"Interestingly, the beaches that had more elevated levels of E. coli bacteria in 2009 are not necessarily the same ones that had high numbers in 2011," said Amy Westbrook, MDH district epidemiologist in Duluth. In 2009, for example, Clyde Ave. boat landing (located on the St. Louis River estuary) had 32 advisory days, but in 2011 there were only 9 at that site.
Two Duluth beaches accounted for 129 advisory days, or 73 percent of all health advisories.
"From these data, it's clear that the majority of repeat closures occurred at just a few sites," Westbrook said. "We are working with our many partners in water quality in the state and the Northeast region to investigate what might be done to determine the reasons for the repeat problems at these few beaches and then what might be done to improve the water quality at those beaches."

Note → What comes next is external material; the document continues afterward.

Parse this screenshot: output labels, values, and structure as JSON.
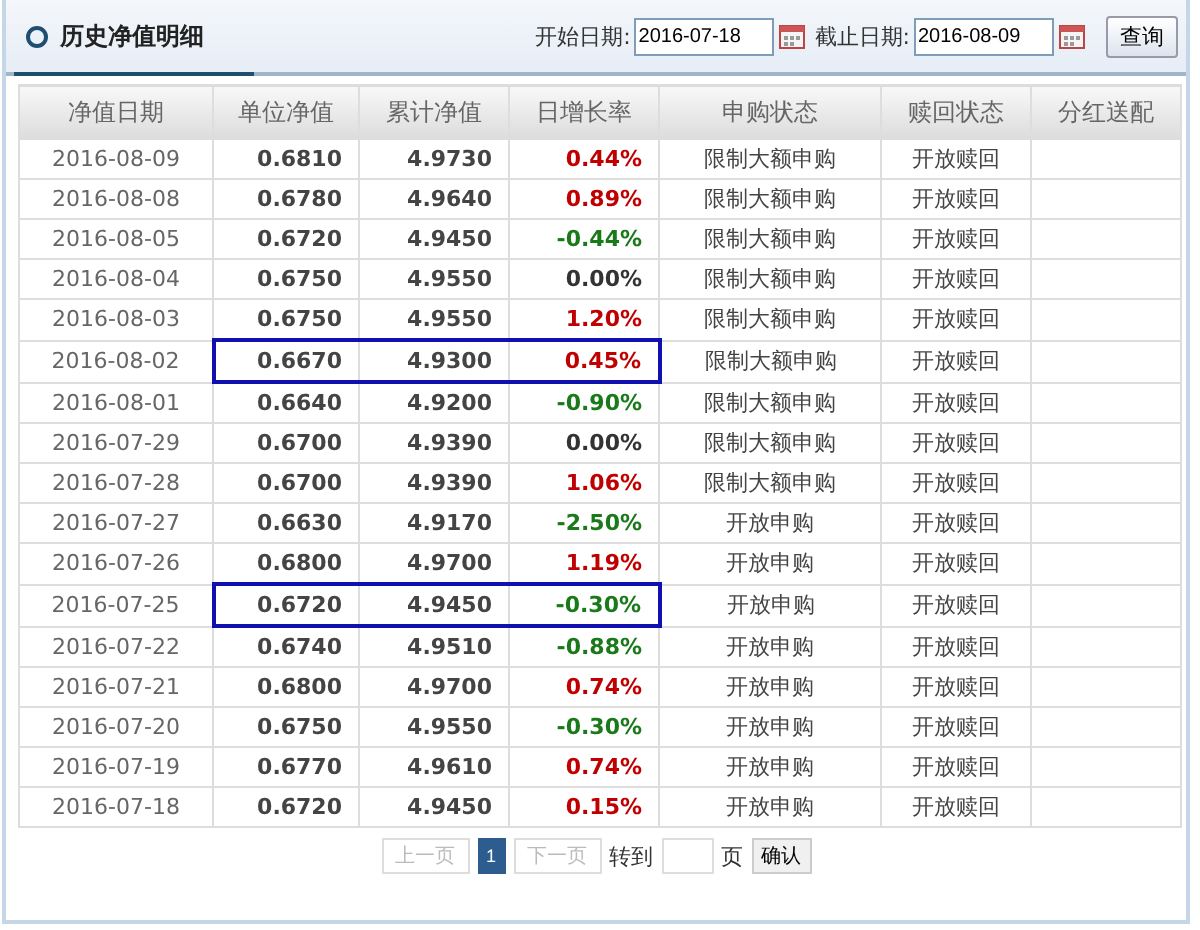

Under the Minnesota Lake Superior Beach Monitoring and Notification Program, staff checks the water quality primarily for the presence of E. coli bacteria, which can be a health risk and are also an indicator of the presence of other potentially harmful pathogens or contamination. The most heavily used beaches, in the Duluth area, were tested twice weekly, the others once a week. The results were posted immediately on a telephone information line and the program's website.
Of the 755 samples taken in 2011, 86.5 percent were found to have safe levels of bacteria, compared to 93.5 percent in 2009.
For more information on the program, visit www.MNBeaches.org. Staff are available to speak at community meetings about the program. Contact the MDH Duluth District Office at 218-723-4642.
MDH District Epidemiologist